In particular, a suitable T can only be selected if the images to be splined occupy a relatively narrow spatial frequency band. A separate spline with an appropriately selected T can then be performed in each band. Finally, the splined band-pass components are recombined into the desired mosaic image.
We call this approach the multiresolution spline. Basic Pyramid Operations A sequence of low-pass filtered images Go, G1 … , GN can be obtained by repeatedly convolving a small weighting function with an image Convolution with a Gaussian has the effect of low-pass filtering the image. Pyramid construction is equivalent to convolving the image with a set of Gaussian-like functions to produce a corresponding set of filtered images.

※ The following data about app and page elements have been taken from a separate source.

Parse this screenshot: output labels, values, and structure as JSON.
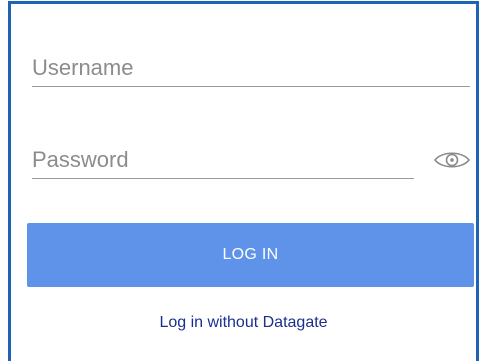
{
  "form": {
    "username": {
      "placeholder": "Username",
      "value": ""
    },
    "password": {
      "placeholder": "Password",
      "value": "",
      "toggle_icon": "eye-icon"
    },
    "login_button_label": "LOG IN",
    "alt_login_link": "Log in without Datagate"
  },
  "colors": {
    "frame_border": "#1e63b4",
    "primary_button": "#5f93ea",
    "link": "#1b2f8f",
    "placeholder": "#8c8c8c"
  }
}
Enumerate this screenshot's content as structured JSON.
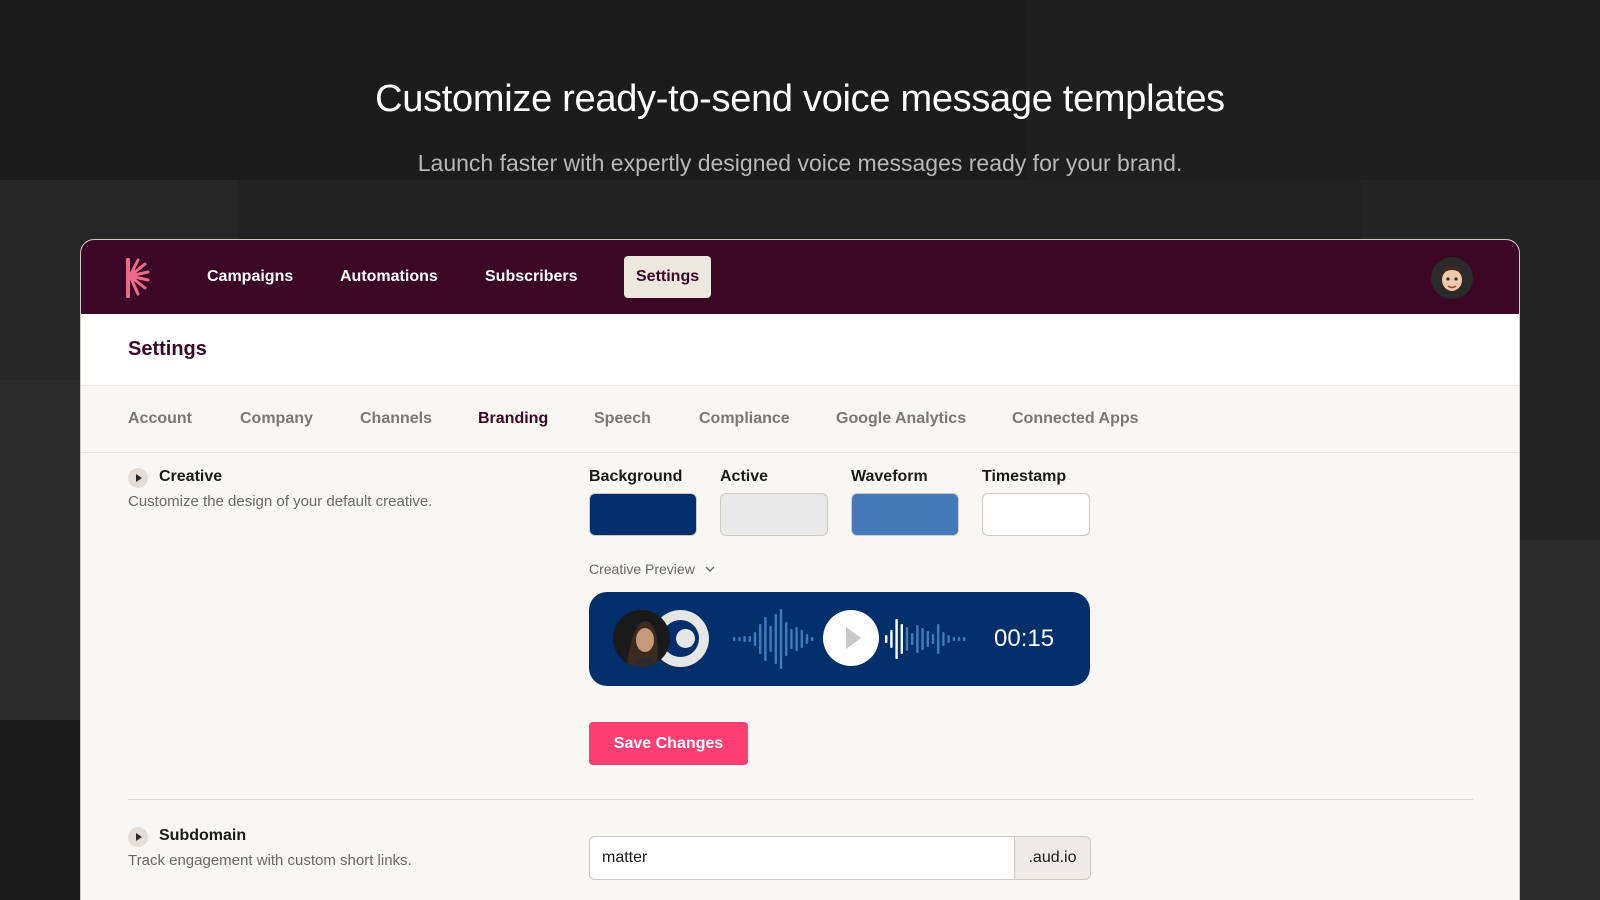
{
  "hero": {
    "title": "Customize ready-to-send voice message templates",
    "subtitle": "Launch faster with expertly designed voice messages ready for your brand."
  },
  "nav": {
    "items": [
      {
        "label": "Campaigns",
        "active": false
      },
      {
        "label": "Automations",
        "active": false
      },
      {
        "label": "Subscribers",
        "active": false
      },
      {
        "label": "Settings",
        "active": true
      }
    ],
    "logo_icon": "sunburst-logo-icon",
    "avatar_icon": "user-avatar-icon"
  },
  "page": {
    "title": "Settings"
  },
  "tabs": [
    {
      "label": "Account",
      "active": false
    },
    {
      "label": "Company",
      "active": false
    },
    {
      "label": "Channels",
      "active": false
    },
    {
      "label": "Branding",
      "active": true
    },
    {
      "label": "Speech",
      "active": false
    },
    {
      "label": "Compliance",
      "active": false
    },
    {
      "label": "Google Analytics",
      "active": false
    },
    {
      "label": "Connected Apps",
      "active": false
    }
  ],
  "creative": {
    "title": "Creative",
    "description": "Customize the design of your default creative.",
    "swatches": [
      {
        "label": "Background",
        "color": "#002f6c"
      },
      {
        "label": "Active",
        "color": "#e8e8e8"
      },
      {
        "label": "Waveform",
        "color": "#4479ba"
      },
      {
        "label": "Timestamp",
        "color": "#ffffff"
      }
    ],
    "preview_label": "Creative Preview",
    "timestamp": "00:15",
    "save_label": "Save Changes"
  },
  "subdomain": {
    "title": "Subdomain",
    "description": "Track engagement with custom short links.",
    "value": "matter",
    "suffix": ".aud.io"
  },
  "colors": {
    "brand_dark": "#3c0625",
    "accent": "#ff3e73",
    "preview_bg": "#002f6c",
    "waveform": "#4479ba"
  }
}
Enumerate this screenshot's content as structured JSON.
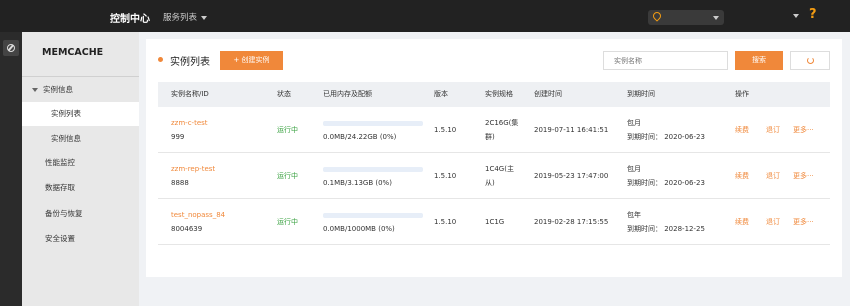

Because of the importance of the multiple filter interpretation, we shall refer to this sequence of images Go,G1 … GN as the Gaussian pyramid.
The Gaussian pyramid is a set of low-pass filtered images. In order to obtain the band-pass images required for the multiresolution spline we subtract each level of the pyramid from the next lowest level. This difference of Gaussian-like functions resembles the Laplacian operators commonly used in the image processing , so we refer to the sequence Lo, L1 … , LN as the Laplacian pyramid.
A multiresolution spline with application to image mosaics
Permission to copy without fee all or part of this material is granted provided that the copies are not made or distributed for direct commercial advantage, the ACM copyright notice and the title of the publication and its date appear, and notice is given that copying is by permission of the Association for Computing Machinery. Burt and E. Adelson Fig. A pair of images may be represented as a pair of surfaces above the x, y plane. The problem of image splining is to join these surfaces with a smooth seam, with as little distortion of each surface as possible.
图像拼接--A multiresolution spline with application to image mosaics